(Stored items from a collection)
----
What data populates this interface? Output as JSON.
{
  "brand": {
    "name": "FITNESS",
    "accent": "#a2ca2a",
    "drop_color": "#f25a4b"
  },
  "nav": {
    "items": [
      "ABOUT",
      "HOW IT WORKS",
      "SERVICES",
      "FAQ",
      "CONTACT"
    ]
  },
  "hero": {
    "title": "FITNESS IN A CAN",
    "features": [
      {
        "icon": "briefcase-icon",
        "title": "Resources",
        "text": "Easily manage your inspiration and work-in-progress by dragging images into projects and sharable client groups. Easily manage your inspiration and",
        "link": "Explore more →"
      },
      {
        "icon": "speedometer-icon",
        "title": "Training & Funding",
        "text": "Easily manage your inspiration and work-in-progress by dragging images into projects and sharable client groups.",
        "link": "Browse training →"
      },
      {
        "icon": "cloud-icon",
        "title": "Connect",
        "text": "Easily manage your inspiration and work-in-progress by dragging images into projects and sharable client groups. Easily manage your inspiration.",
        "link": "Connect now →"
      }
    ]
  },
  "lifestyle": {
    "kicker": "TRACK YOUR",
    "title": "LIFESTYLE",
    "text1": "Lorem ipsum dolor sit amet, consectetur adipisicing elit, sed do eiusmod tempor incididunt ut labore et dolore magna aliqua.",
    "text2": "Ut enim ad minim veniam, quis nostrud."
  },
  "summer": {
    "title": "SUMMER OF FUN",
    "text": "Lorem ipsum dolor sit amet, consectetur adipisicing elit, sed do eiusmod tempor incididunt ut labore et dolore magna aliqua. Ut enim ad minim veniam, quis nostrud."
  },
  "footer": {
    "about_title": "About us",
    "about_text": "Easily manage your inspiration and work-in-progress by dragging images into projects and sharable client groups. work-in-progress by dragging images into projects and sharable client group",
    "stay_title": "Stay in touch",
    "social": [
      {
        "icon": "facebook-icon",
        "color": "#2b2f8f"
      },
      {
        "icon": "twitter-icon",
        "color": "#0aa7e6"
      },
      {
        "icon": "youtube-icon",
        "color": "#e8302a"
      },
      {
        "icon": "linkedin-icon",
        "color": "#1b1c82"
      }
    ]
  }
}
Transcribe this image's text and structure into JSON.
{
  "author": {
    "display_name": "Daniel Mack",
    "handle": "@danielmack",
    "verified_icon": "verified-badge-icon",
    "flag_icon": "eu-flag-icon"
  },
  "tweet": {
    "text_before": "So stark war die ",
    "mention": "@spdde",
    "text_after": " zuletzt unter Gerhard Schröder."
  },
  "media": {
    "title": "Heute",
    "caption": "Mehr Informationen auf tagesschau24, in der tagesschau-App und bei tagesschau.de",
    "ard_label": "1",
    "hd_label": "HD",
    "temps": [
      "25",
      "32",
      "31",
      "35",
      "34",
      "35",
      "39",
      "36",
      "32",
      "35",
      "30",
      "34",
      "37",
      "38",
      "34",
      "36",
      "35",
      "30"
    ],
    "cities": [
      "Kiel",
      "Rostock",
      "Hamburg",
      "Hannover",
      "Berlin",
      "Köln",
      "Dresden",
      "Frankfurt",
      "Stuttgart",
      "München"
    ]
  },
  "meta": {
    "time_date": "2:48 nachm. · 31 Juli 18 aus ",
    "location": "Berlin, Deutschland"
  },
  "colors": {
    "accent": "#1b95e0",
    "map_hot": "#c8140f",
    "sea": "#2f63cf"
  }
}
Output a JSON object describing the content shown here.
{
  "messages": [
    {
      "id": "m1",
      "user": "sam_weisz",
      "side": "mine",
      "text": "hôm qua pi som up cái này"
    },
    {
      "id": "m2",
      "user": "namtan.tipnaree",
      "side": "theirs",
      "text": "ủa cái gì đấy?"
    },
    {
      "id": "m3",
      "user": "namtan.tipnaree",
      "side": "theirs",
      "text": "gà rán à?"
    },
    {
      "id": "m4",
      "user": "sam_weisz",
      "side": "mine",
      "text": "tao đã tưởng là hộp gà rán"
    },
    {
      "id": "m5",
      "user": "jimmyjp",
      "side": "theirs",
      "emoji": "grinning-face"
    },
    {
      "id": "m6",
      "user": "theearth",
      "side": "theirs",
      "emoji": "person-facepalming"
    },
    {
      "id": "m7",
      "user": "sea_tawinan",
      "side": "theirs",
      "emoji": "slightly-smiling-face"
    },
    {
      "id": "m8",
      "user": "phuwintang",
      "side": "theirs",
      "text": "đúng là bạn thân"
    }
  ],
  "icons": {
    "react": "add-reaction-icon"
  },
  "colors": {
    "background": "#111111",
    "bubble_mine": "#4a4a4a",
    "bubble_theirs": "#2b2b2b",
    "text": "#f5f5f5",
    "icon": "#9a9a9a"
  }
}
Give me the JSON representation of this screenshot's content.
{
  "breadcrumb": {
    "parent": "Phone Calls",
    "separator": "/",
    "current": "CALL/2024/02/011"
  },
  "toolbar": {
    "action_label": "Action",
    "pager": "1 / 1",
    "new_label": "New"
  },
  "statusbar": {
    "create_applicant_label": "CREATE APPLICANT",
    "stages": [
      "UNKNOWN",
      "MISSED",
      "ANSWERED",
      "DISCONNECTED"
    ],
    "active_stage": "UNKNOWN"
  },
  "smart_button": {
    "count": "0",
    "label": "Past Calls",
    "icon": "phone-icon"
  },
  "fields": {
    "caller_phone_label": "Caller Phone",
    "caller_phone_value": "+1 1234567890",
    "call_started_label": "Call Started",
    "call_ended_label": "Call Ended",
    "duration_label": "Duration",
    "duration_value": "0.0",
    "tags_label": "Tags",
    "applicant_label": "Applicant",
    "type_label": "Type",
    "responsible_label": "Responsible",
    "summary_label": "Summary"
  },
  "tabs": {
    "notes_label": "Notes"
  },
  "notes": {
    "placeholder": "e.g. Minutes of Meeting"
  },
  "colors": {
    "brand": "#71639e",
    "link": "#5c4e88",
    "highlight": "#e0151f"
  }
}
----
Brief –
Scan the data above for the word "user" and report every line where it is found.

Output –
      "user": "sam_weisz",
      "user": "namtan.tipnaree",
      "user": "namtan.tipnaree",
      "user": "sam_weisz",
      "user": "jimmyjp",
      "user": "theearth",
      "user": "sea_tawinan",
      "user": "phuwintang",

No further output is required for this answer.